Getting a house can be the most serious transaction many people could ever encounter. Whether it's where you raise your family, a seasonal vacation property or a rental fixer upper, purchasing real property is a complex financial transaction that requires multiple people working in concert to see it through.

The majority of the participants are quite familiar. The most recognizable person in the transaction is the real estate agent. Next, the mortgage company provides the money necessary to fund the deal. The title company makes sure that all aspects of the sale are completed and that a clear title transfers from the seller to the purchaser.

To learn more about appraising, click here to see a short video or call us today to talk about your specific property.

So, what party is responsible for making sure the value of the property is consistent with the purchase price? In comes the appraiser. We provide an unbiased estimate of what a buyer could expect to pay — or a seller receive — for a property, where both buyer and seller are informed parties. A licensed, certified, professional appraiser from Laredo Appraisal Group, LLC. will ensure, you as an interested party, are informed.

Inspecting the subject property

To determine an accurate status of the property, it's our responsibility to first conduct a thorough inspection. We must see features hands on, such as the number of bedrooms and bathrooms, the location, and so on, to ensure they truly are present and are in the shape a typical person would expect them to be. To make sure the stated size of the property is accurate and convey the layout of the house, the inspection often requires creating a sketch of the floorplan. Most importantly, the appraiser looks for any obvious amenities - or defects - that would have an impact on the value of the house.

Following the inspection, we use two or three approaches to determining the value of the property: sales comparison and, in the case of a rental property, an income approach.

Cost Approach

Here, we use information on local building costs, labor rates and other factors to calculate how much it would cost to replace the property being appraised. This value often sets the maximum on what a property would sell for. It's also the least used method.

Analyzing Comparable Sales

Appraisers become very familiar with the neighborhoods in which they appraise. They thoroughly understand the value of certain features to the residents of that area. Then, the appraiser researches recent sales in close proximity to the subject and finds properties which are 'comparable' to the subject in question. By assigning a dollar value to certain items such as upgraded appliances, additional bathrooms, additional living area, quality of construction, lot size, we add or subtract from each comparable's sales price so that they are more accurately in line with the features of subject.
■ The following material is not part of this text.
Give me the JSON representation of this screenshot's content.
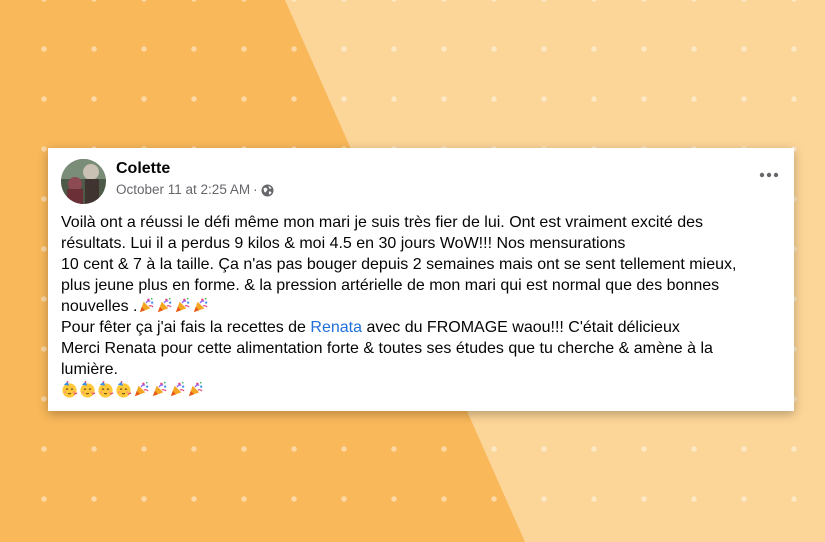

  • Say, for example, the comparable has a fireplace and the subject does not, the appraiser may deduct the value of a fireplace from the sales price of the comparable home.
  • But, in the case where the subject has something such as an extra half bath that a comparable doesn't have, the appraiser might add the value of that bath to the comparable property.

Once all necessary adjustments have been made, the appraiser reconciles the adjusted sales prices of all the comps and then derives an opinion of what the subject could sell for. At Laredo Appraisal Group, LLC., we are an authority when it comes to knowing the value of real estate features in Laredo and Webb County neighborhoods. The sales comparison approach to value is most often given the most weight when an appraisal is for a home purchase.
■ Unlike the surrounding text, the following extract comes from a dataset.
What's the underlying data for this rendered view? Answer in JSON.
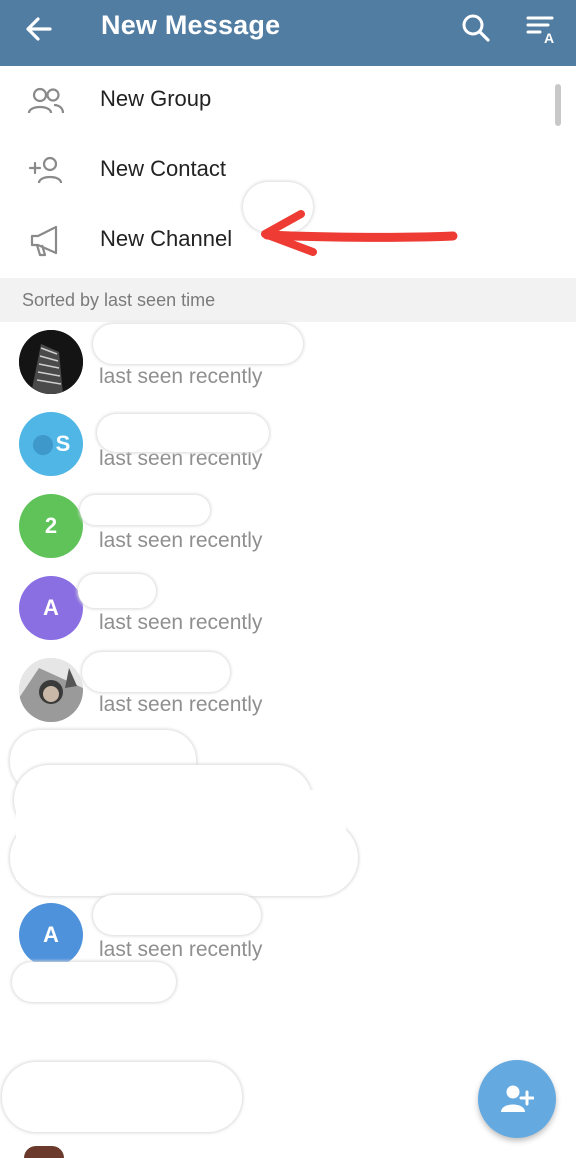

Valuation Using the Income Approach

A third method of valuing a property is sometimes used when a neighborhood has a reasonable number of renter occupied properties. In this situation, the amount of revenue the real estate generates is taken into consideration along with other rents in the area for comparable properties to give an indicator of the current value.

Reconciliation

Combining information from all approaches, the appraiser is then ready to document an estimated market value for the property in question. Note: While this amount is probably the most accurate indication of what a house is worth, it probably will not be the price at which the property closes. There are always mitigating factors such as the seller's desire to get out of the property, urgency or 'bidding wars' that may adjust the final price up or down. But the appraised value is often used as a guideline for lenders who don't want to loan a buyer more money than the property is actually worth. Here's what it all boils down to, an appraiser from Laredo Appraisal Group, LLC. will guarantee you get the most accurate property value, so you can make wise real estate decisions.